The charity had only moved out of St George's Walk in Worcester into the temporary 'new home' on Friday while the old base is refurbished. 

An emergency appeal was launched by the charity and has so far raised £1,129 in the hope the funds can offset the damage.

The charity stands to lose £40,000 in potential lost income if it cannot get the buses up and running again within two weeks, hence the urgency.

Chief executive Richard Whateley said the support had been 'wonderful' and had come from stakeholders, parents, families, staff and strangers who had been moved by the plight of the charity.

"Sometimes it takes the worst side of human nature to bring out the best side," he said.

Half of their clients were able to use the services on Wednesday with parents having to use their own transport to get some of the service users to the centre.
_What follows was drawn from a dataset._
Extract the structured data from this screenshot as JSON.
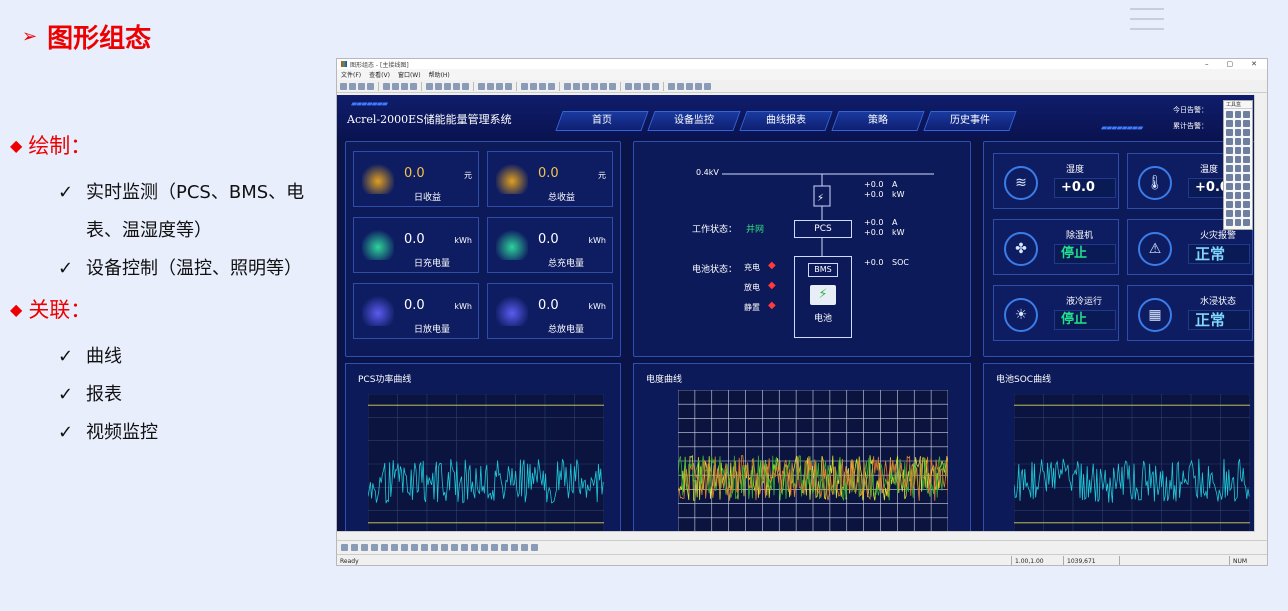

They managed to have a session of music therapy on Wednesday which he said had buoyed the mood of service users and staff.

"We have got the clients smiling again. Our general message is our fighting spirit is still here," he said.

They hope to get the least damaged of the two minibuses up and running before the end of the week but the more badly damaged vehicle will take around two weeks to repair. 

The Myriad Centre provides essential respite care for young adults living with profound and multiple learning disabilities (PMLD).

A spokesperson for West Mercia Police said:  "We received a call this morning around 6.45am with a report of vandalism at The Myriad Centre in Worcester.

"Officers attended to find damage to two vehicles and the building. Investigations are now ongoing."